Most of the buildings in Bergen are wood including this McDonalds.  On the inside, it looks like any other McDonalds.The large number of wooden buildings built side by side is responsible for city fires where the fire will jump rapidly from one building to another.One of the most popular spots in Bergen is the fish market where they will prepare the seafood to eat in the market.  Norway and Japan are supposedly the only two countries in the world where you can eat whale.   We tried a sample of Minke whale which was similar in texture and taste to beef.  We also tried a sample of a marinated salmon which was delicious!  They also sold whale, reindeer, and moose sausage – all of which tasted remarkably like pepperoni.One of the plazas in Bergen.  We have left Bergen for the Norwegian Fijords.  In a major disappointment, wind conditions kept the ship from docking, so we were unable to take our trip on the Flam railroad.  So instead of riding the railroad, I am writing this blog; and the Flam remains on my bucket list.  We are headed for our next destination a day early and hoping for better weather there.

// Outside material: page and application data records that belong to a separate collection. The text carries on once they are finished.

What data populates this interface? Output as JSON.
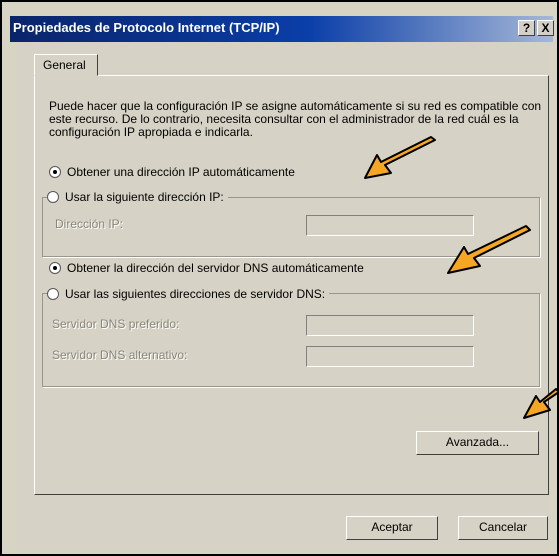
{
  "window": {
    "title": "Propiedades de Protocolo Internet (TCP/IP)",
    "help_button": "?",
    "close_button": "X"
  },
  "tabs": [
    {
      "label": "General",
      "selected": true
    }
  ],
  "description": "Puede hacer que la configuración IP se asigne automáticamente si su red es compatible con este recurso. De lo contrario, necesita consultar con el administrador de la red cuál es la configuración IP apropiada e indicarla.",
  "ip": {
    "auto_option": "Obtener una dirección IP automáticamente",
    "auto_selected": true,
    "manual_option": "Usar la siguiente dirección IP:",
    "manual_selected": false,
    "address_label": "Dirección IP:",
    "address_value": ""
  },
  "dns": {
    "auto_option": "Obtener la dirección del servidor DNS automáticamente",
    "auto_selected": true,
    "manual_option": "Usar las siguientes direcciones de servidor DNS:",
    "manual_selected": false,
    "preferred_label": "Servidor DNS preferido:",
    "preferred_value": "",
    "alternate_label": "Servidor DNS alternativo:",
    "alternate_value": ""
  },
  "buttons": {
    "advanced": "Avanzada...",
    "ok": "Aceptar",
    "cancel": "Cancelar"
  },
  "colors": {
    "title_gradient_start": "#0a246a",
    "arrow": "#f5a623"
  },
  "icons": {
    "annotation": "orange-arrow-icon"
  }
}
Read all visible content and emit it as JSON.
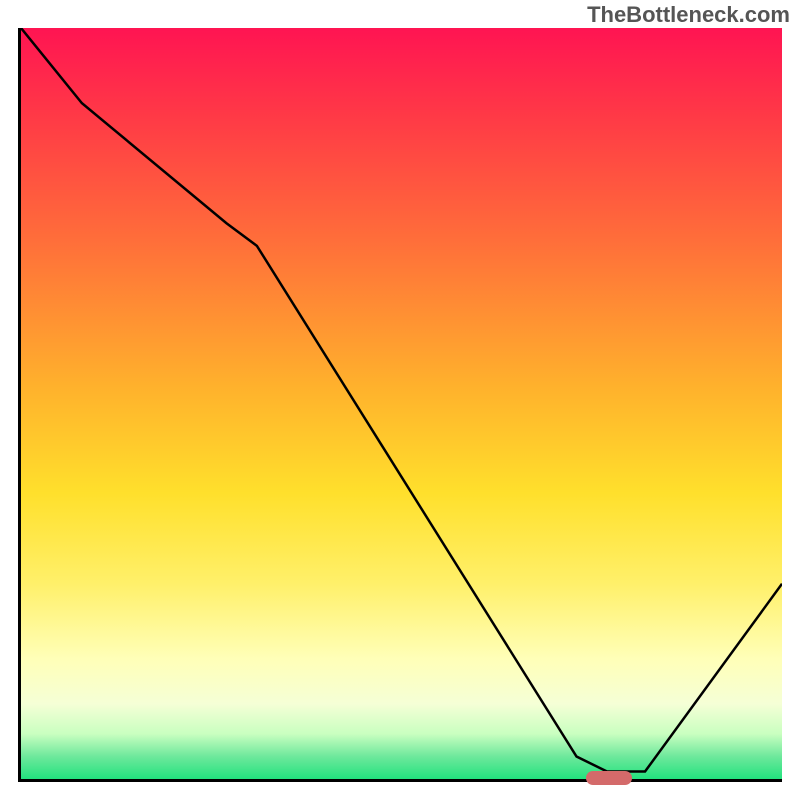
{
  "watermark": "TheBottleneck.com",
  "chart_data": {
    "type": "line",
    "title": "",
    "xlabel": "",
    "ylabel": "",
    "xlim": [
      0,
      100
    ],
    "ylim": [
      0,
      100
    ],
    "x": [
      0,
      8,
      27,
      31,
      73,
      77,
      82,
      100
    ],
    "values": [
      100,
      90,
      74,
      71,
      3,
      1,
      1,
      26
    ],
    "marker": {
      "x": 77,
      "y": 0.5
    },
    "grid": false,
    "legend": false
  }
}
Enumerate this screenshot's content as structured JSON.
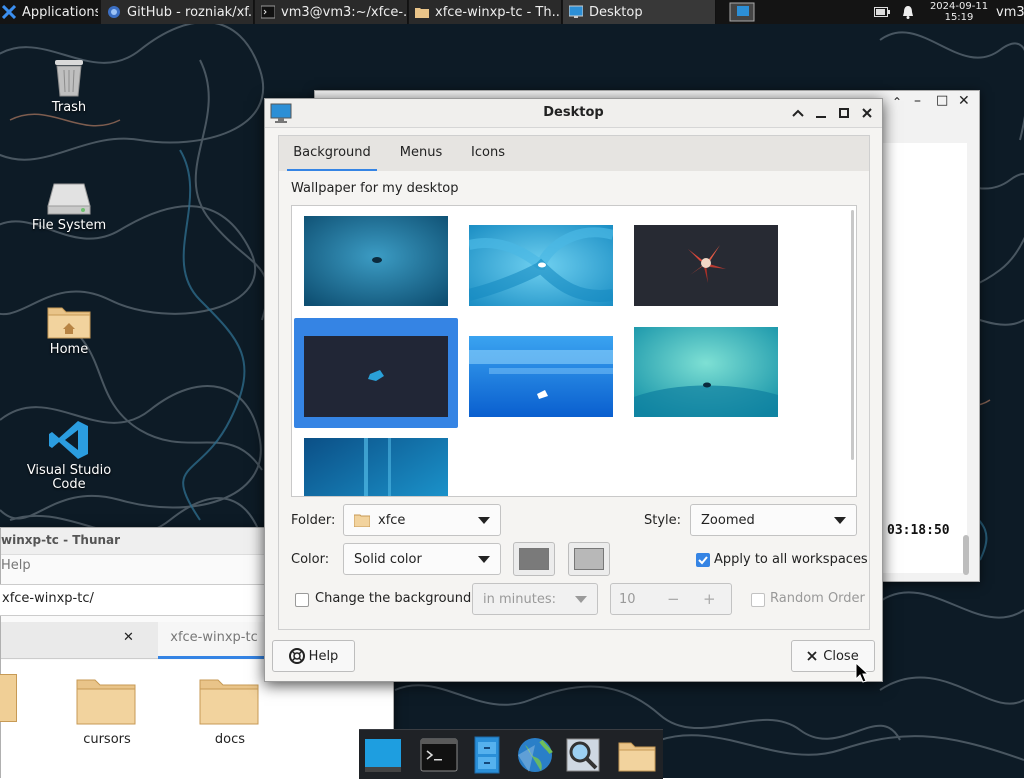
{
  "panel": {
    "applications_label": "Applications",
    "tasks": [
      {
        "label": "GitHub - rozniak/xf..."
      },
      {
        "label": "vm3@vm3:~/xfce-..."
      },
      {
        "label": "xfce-winxp-tc - Th..."
      },
      {
        "label": "Desktop"
      }
    ],
    "date": "2024-09-11",
    "time": "15:19",
    "user": "vm3"
  },
  "desktop_icons": [
    {
      "label": "Trash",
      "icon": "trash-icon"
    },
    {
      "label": "File System",
      "icon": "drive-icon"
    },
    {
      "label": "Home",
      "icon": "home-folder-icon"
    },
    {
      "label": "Visual Studio Code",
      "icon": "vscode-icon"
    }
  ],
  "background_window": {
    "clock_text": "03:18:50"
  },
  "thunar": {
    "title": "winxp-tc - Thunar",
    "menu": "Help",
    "path": "xfce-winxp-tc/",
    "tab_active": "xfce-winxp-tc",
    "folders": [
      "cursors",
      "docs"
    ]
  },
  "dialog": {
    "title": "Desktop",
    "tabs": [
      "Background",
      "Menus",
      "Icons"
    ],
    "wallpaper_label": "Wallpaper for my desktop",
    "folder_label": "Folder:",
    "folder_value": "xfce",
    "style_label": "Style:",
    "style_value": "Zoomed",
    "color_label": "Color:",
    "color_value": "Solid color",
    "colors": {
      "primary": "#7a7a7a",
      "secondary": "#b8b8b8",
      "accent": "#3584e4"
    },
    "apply_all_label": "Apply to all workspaces",
    "apply_all_checked": true,
    "change_bg_label": "Change the background",
    "change_bg_checked": false,
    "interval_value": "in minutes:",
    "interval_number": "10",
    "random_order_label": "Random Order",
    "help_label": "Help",
    "close_label": "Close"
  }
}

It Must Be Time to Leave Again

April and May were beautiful months in Pawleys Island with comfortable temperatures and clear blue skies.  June has brought us a lot of rain; and as July approaches, the temperature and humidity are rising and the crowds are arriving.  This can mean only one thing:  it is time to head to Europe.

This summer we will only be gone for six weeks, but we are packing them with some diverse activities.  The first two weeks will be on a Viking Ocean cruise on the Baltic Sea from Bergen, Norway to Stockholm, Sweden.  You can see the full itinerary here.  We will have wifi on the ship, so hopefully it will be fast enough for the occasional blog.

The cruise will be followed by a one week car trip in Provence.  We are renting an apartment in L’isle-sur-la-Sorgue for the week and plan to visit a different town in Provence each day.  We are hoping to catch the lavender in bloom in at least some of the places we visit there.  If so, I can check another item off my bucket list.

Next up is a one week cruise on the Canal du Midi.  We will be cruising with our friends, Lavonne and Daryll from Pawleys Island   They have lived on a boat for several years, so one of them will be the captain of the boat.  There are a number of locks on the canal, so Susan and I will be the “lock hands”.  For a general idea of the itinerary we are following, click here.  This will be a totally new experience for us.

We end the trip with two weeks of apartment living in the heart of Vienna, Austria.  We may also make a day trip to Salzburg.  This should be the most relaxing part of the summer.

We leave for Bergen on Friday.  As always, we are happy that you are coming along for the fun.  We love to hear your comments!

Enjoying dinner on the Marshwalk in Murrels Inlet, SC.